* **Requirement**
Scan the entries and copy each line where the word "service" is present.

[[ Entries supplied, beginning ]]

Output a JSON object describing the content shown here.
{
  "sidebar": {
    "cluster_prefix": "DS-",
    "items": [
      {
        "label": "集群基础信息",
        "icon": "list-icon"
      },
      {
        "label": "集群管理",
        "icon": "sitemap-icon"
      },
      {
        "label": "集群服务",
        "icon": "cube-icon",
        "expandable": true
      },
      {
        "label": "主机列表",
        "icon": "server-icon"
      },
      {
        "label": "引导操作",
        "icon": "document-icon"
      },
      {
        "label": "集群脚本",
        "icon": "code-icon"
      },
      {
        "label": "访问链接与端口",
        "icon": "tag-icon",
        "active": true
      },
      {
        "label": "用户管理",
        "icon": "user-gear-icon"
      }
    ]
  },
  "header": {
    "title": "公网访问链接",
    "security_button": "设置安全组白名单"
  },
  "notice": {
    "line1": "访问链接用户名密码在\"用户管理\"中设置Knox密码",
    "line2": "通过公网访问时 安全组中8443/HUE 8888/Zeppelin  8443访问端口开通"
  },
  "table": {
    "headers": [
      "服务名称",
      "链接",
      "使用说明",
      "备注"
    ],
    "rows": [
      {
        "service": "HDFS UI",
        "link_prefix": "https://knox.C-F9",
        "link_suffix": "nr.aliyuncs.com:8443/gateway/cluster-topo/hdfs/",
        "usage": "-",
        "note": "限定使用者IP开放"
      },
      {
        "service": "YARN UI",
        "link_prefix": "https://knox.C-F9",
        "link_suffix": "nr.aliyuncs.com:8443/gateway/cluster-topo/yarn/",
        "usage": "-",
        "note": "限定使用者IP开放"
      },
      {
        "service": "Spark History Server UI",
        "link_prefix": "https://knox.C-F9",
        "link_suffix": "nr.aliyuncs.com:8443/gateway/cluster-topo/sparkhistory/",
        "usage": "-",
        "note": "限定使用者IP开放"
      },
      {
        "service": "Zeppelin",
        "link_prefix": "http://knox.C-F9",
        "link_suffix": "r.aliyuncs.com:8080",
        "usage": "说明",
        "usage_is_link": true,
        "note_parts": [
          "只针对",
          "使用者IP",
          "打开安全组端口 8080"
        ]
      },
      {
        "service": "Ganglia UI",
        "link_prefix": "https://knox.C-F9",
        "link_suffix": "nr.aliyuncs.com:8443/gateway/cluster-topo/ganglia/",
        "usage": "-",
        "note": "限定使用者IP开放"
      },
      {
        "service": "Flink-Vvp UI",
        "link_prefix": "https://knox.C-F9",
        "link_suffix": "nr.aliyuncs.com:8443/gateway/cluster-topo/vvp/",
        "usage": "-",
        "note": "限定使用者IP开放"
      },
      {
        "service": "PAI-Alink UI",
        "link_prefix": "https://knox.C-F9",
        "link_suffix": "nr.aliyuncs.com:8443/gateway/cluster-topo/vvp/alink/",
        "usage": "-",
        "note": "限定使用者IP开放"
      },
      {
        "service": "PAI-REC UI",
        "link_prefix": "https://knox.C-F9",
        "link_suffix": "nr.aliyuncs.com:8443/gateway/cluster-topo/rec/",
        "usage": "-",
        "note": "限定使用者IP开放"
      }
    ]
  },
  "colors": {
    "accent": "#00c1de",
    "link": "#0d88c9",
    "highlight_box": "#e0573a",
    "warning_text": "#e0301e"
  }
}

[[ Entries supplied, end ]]

* **Answer section**
        "service": "HDFS UI",
        "service": "YARN UI",
        "service": "Spark History Server UI",
        "service": "Zeppelin",
        "service": "Ganglia UI",
        "service": "Flink-Vvp UI",
        "service": "PAI-Alink UI",
        "service": "PAI-REC UI",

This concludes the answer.